▸ **Dataset entries**:
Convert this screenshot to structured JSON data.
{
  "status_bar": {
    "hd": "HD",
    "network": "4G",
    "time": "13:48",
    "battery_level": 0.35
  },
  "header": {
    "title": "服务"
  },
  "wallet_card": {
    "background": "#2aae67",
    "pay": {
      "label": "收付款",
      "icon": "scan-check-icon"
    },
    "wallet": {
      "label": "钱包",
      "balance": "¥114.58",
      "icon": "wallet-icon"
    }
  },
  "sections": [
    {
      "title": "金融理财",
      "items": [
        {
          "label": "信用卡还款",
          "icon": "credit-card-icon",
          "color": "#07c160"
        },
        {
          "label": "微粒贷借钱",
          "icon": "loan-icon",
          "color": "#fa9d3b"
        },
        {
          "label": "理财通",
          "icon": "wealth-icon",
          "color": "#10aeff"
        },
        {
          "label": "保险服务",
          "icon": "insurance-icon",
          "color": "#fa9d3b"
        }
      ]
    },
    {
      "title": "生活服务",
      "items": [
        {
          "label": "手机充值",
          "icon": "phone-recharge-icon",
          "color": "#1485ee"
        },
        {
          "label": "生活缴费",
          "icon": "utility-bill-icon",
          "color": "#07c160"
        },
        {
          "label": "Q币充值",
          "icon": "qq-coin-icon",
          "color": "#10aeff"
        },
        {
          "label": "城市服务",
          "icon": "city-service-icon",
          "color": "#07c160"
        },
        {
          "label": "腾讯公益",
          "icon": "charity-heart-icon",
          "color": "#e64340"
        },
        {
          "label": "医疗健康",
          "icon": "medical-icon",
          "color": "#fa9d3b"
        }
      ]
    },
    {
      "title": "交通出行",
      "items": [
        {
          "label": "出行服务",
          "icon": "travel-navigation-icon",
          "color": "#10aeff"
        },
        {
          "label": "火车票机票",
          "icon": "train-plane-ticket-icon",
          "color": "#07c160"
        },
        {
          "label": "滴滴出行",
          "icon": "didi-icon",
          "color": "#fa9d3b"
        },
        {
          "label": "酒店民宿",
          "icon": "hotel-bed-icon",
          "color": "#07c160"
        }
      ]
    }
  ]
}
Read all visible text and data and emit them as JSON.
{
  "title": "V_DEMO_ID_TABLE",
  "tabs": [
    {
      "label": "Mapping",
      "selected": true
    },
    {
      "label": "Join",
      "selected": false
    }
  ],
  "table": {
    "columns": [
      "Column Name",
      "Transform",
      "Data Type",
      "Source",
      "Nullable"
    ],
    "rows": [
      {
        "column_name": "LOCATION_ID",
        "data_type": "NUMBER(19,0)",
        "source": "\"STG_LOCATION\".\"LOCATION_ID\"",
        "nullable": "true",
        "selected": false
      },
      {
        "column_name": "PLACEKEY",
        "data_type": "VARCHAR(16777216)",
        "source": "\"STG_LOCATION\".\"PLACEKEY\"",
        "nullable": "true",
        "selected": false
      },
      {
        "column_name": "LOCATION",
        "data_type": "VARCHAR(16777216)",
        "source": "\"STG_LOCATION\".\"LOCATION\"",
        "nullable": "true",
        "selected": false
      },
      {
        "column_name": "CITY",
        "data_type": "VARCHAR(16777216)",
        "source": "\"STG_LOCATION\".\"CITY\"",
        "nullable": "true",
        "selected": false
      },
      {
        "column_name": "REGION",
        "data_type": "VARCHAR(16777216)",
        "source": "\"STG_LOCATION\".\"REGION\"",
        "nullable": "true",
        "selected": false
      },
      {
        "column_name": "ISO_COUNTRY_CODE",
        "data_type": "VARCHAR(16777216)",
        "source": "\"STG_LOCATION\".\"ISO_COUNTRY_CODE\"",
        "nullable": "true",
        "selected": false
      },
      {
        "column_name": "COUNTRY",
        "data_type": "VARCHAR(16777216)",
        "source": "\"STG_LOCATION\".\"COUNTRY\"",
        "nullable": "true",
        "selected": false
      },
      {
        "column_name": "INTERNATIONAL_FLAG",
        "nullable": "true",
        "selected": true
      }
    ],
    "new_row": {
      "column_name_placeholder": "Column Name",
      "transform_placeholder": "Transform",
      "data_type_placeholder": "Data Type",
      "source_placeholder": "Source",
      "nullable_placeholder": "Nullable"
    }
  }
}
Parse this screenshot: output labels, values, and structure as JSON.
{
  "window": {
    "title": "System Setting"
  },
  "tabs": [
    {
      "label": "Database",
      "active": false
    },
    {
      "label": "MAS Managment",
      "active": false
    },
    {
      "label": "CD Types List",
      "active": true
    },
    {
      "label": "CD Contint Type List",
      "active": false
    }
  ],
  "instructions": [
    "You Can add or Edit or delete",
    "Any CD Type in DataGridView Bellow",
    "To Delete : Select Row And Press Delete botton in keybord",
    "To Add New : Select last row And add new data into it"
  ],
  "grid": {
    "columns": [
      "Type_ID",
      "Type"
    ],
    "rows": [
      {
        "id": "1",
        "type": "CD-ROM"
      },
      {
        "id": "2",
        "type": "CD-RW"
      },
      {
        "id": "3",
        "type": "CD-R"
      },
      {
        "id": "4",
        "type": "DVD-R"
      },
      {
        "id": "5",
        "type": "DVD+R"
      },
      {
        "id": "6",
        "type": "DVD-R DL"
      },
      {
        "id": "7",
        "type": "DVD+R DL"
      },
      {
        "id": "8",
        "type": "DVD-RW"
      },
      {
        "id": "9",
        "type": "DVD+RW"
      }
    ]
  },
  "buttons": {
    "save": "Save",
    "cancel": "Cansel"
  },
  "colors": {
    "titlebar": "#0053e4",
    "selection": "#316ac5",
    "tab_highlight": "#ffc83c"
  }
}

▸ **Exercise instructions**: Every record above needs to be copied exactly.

▸ **Response area**:
Convert this screenshot to structured JSON data.
{
  "status_bar": {
    "hd": "HD",
    "network": "4G",
    "time": "13:48",
    "battery_level": 0.35
  },
  "header": {
    "title": "服务"
  },
  "wallet_card": {
    "background": "#2aae67",
    "pay": {
      "label": "收付款",
      "icon": "scan-check-icon"
    },
    "wallet": {
      "label": "钱包",
      "balance": "¥114.58",
      "icon": "wallet-icon"
    }
  },
  "sections": [
    {
      "title": "金融理财",
      "items": [
        {
          "label": "信用卡还款",
          "icon": "credit-card-icon",
          "color": "#07c160"
        },
        {
          "label": "微粒贷借钱",
          "icon": "loan-icon",
          "color": "#fa9d3b"
        },
        {
          "label": "理财通",
          "icon": "wealth-icon",
          "color": "#10aeff"
        },
        {
          "label": "保险服务",
          "icon": "insurance-icon",
          "color": "#fa9d3b"
        }
      ]
    },
    {
      "title": "生活服务",
      "items": [
        {
          "label": "手机充值",
          "icon": "phone-recharge-icon",
          "color": "#1485ee"
        },
        {
          "label": "生活缴费",
          "icon": "utility-bill-icon",
          "color": "#07c160"
        },
        {
          "label": "Q币充值",
          "icon": "qq-coin-icon",
          "color": "#10aeff"
        },
        {
          "label": "城市服务",
          "icon": "city-service-icon",
          "color": "#07c160"
        },
        {
          "label": "腾讯公益",
          "icon": "charity-heart-icon",
          "color": "#e64340"
        },
        {
          "label": "医疗健康",
          "icon": "medical-icon",
          "color": "#fa9d3b"
        }
      ]
    },
    {
      "title": "交通出行",
      "items": [
        {
          "label": "出行服务",
          "icon": "travel-navigation-icon",
          "color": "#10aeff"
        },
        {
          "label": "火车票机票",
          "icon": "train-plane-ticket-icon",
          "color": "#07c160"
        },
        {
          "label": "滴滴出行",
          "icon": "didi-icon",
          "color": "#fa9d3b"
        },
        {
          "label": "酒店民宿",
          "icon": "hotel-bed-icon",
          "color": "#07c160"
        }
      ]
    }
  ]
}
Read all visible text and data and emit them as JSON.
{
  "title": "V_DEMO_ID_TABLE",
  "tabs": [
    {
      "label": "Mapping",
      "selected": true
    },
    {
      "label": "Join",
      "selected": false
    }
  ],
  "table": {
    "columns": [
      "Column Name",
      "Transform",
      "Data Type",
      "Source",
      "Nullable"
    ],
    "rows": [
      {
        "column_name": "LOCATION_ID",
        "data_type": "NUMBER(19,0)",
        "source": "\"STG_LOCATION\".\"LOCATION_ID\"",
        "nullable": "true",
        "selected": false
      },
      {
        "column_name": "PLACEKEY",
        "data_type": "VARCHAR(16777216)",
        "source": "\"STG_LOCATION\".\"PLACEKEY\"",
        "nullable": "true",
        "selected": false
      },
      {
        "column_name": "LOCATION",
        "data_type": "VARCHAR(16777216)",
        "source": "\"STG_LOCATION\".\"LOCATION\"",
        "nullable": "true",
        "selected": false
      },
      {
        "column_name": "CITY",
        "data_type": "VARCHAR(16777216)",
        "source": "\"STG_LOCATION\".\"CITY\"",
        "nullable": "true",
        "selected": false
      },
      {
        "column_name": "REGION",
        "data_type": "VARCHAR(16777216)",
        "source": "\"STG_LOCATION\".\"REGION\"",
        "nullable": "true",
        "selected": false
      },
      {
        "column_name": "ISO_COUNTRY_CODE",
        "data_type": "VARCHAR(16777216)",
        "source": "\"STG_LOCATION\".\"ISO_COUNTRY_CODE\"",
        "nullable": "true",
        "selected": false
      },
      {
        "column_name": "COUNTRY",
        "data_type": "VARCHAR(16777216)",
        "source": "\"STG_LOCATION\".\"COUNTRY\"",
        "nullable": "true",
        "selected": false
      },
      {
        "column_name": "INTERNATIONAL_FLAG",
        "nullable": "true",
        "selected": true
      }
    ],
    "new_row": {
      "column_name_placeholder": "Column Name",
      "transform_placeholder": "Transform",
      "data_type_placeholder": "Data Type",
      "source_placeholder": "Source",
      "nullable_placeholder": "Nullable"
    }
  }
}
Parse this screenshot: output labels, values, and structure as JSON.
{
  "window": {
    "title": "System Setting"
  },
  "tabs": [
    {
      "label": "Database",
      "active": false
    },
    {
      "label": "MAS Managment",
      "active": false
    },
    {
      "label": "CD Types List",
      "active": true
    },
    {
      "label": "CD Contint Type List",
      "active": false
    }
  ],
  "instructions": [
    "You Can add or Edit or delete",
    "Any CD Type in DataGridView Bellow",
    "To Delete : Select Row And Press Delete botton in keybord",
    "To Add New : Select last row And add new data into it"
  ],
  "grid": {
    "columns": [
      "Type_ID",
      "Type"
    ],
    "rows": [
      {
        "id": "1",
        "type": "CD-ROM"
      },
      {
        "id": "2",
        "type": "CD-RW"
      },
      {
        "id": "3",
        "type": "CD-R"
      },
      {
        "id": "4",
        "type": "DVD-R"
      },
      {
        "id": "5",
        "type": "DVD+R"
      },
      {
        "id": "6",
        "type": "DVD-R DL"
      },
      {
        "id": "7",
        "type": "DVD+R DL"
      },
      {
        "id": "8",
        "type": "DVD-RW"
      },
      {
        "id": "9",
        "type": "DVD+RW"
      }
    ]
  },
  "buttons": {
    "save": "Save",
    "cancel": "Cansel"
  },
  "colors": {
    "titlebar": "#0053e4",
    "selection": "#316ac5",
    "tab_highlight": "#ffc83c"
  }
}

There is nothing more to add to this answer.